Wednesday, March 16, 2005

Apathy Jack writes:

So, a fifteen year old girl goes home at tea time, but her mother is to drunk to cook dinner. The girl’s eighteen year old sister takes offense at this, so attacks Mum, giving her a black eye and sundry facial lacerations. The girl makes two calls: First to the police, second to her father, to see if she can come and live with him for a while...

The girl is one of my students. Her sister is one of my ex-students. I’ve met Mum a bunch of times.

My brother says he can’t imagine being emotionally involved in one’s work.

And y’know, just some days, I sit back and think about what it would be like to work in a shop somewhere. Some drone job where I get to shut down when I close the door.

I think of the students who come to me for help with their studies because they go through so many English teachers in the course of a year that I’m the only one who they even recognise.

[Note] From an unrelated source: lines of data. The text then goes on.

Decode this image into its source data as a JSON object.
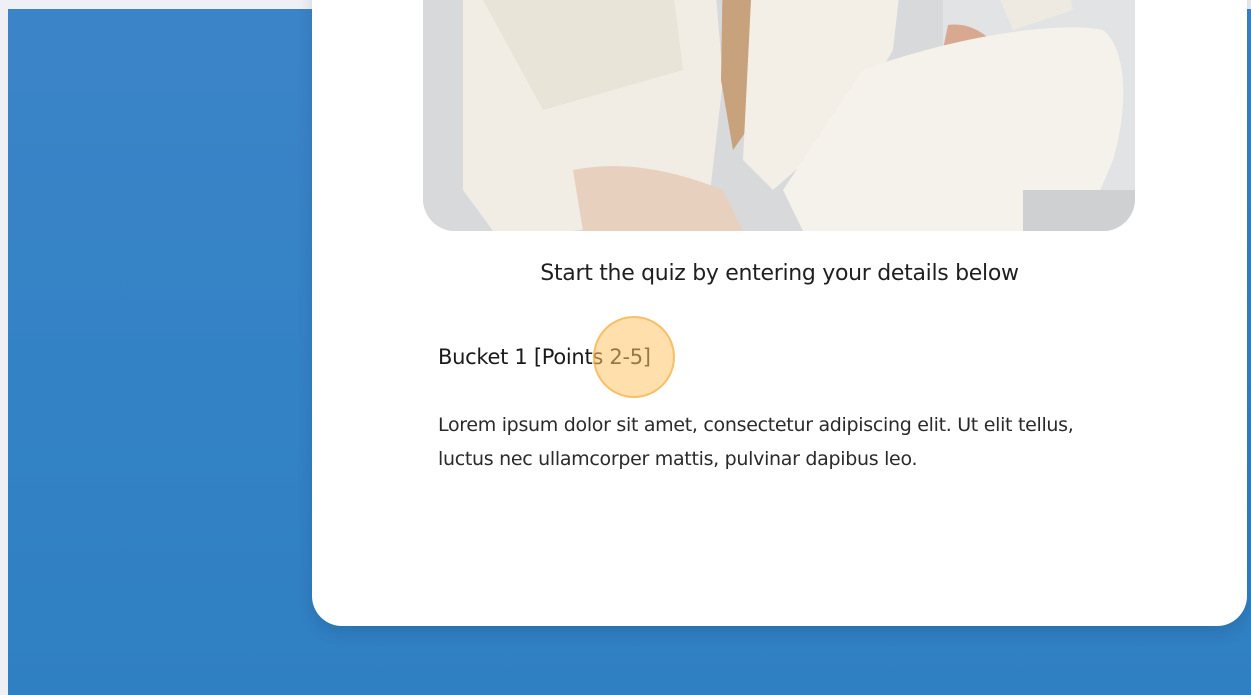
{
  "quiz": {
    "subtitle": "Start the quiz by entering your details below",
    "bucket_title": "Bucket 1 [Points 2-5]",
    "bucket_text": "Lorem ipsum dolor sit amet, consectetur adipiscing elit. Ut elit tellus, luctus nec ullamcorper mattis, pulvinar dapibus leo."
  },
  "colors": {
    "background_blue": "#3382c6",
    "card": "#ffffff",
    "cursor_highlight": "#ffc466"
  }
}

I think of the kid in my form class who brought some of her home troubles into class and was told today by the Dean “I will make sure you are kicked out of school.” I think of the rolling fight that broke out between the Indians and the Islanders yesterday. I think of the sentence of community service - with no actual jail time - that was just handed down to the man who raped one of my girls last year. Then I stop thinking.

Been waking up a lot at night recently...

1 comment:

Josh said...

Indeed - my job pretty much requires me to not be emotionally involved in my work. The number of times I get requests to revise, alter or generally fuck with something I've produced, yet still my first reaction is always "you want me to change my work? Who's the professional writer here, asshole?" And then I take a deep breath, actually read through their suggestions calmly, and most of the time realize that they make perfect sense, and that my job is to produce documentation that's as useful as possible, not to stroke my precious ego.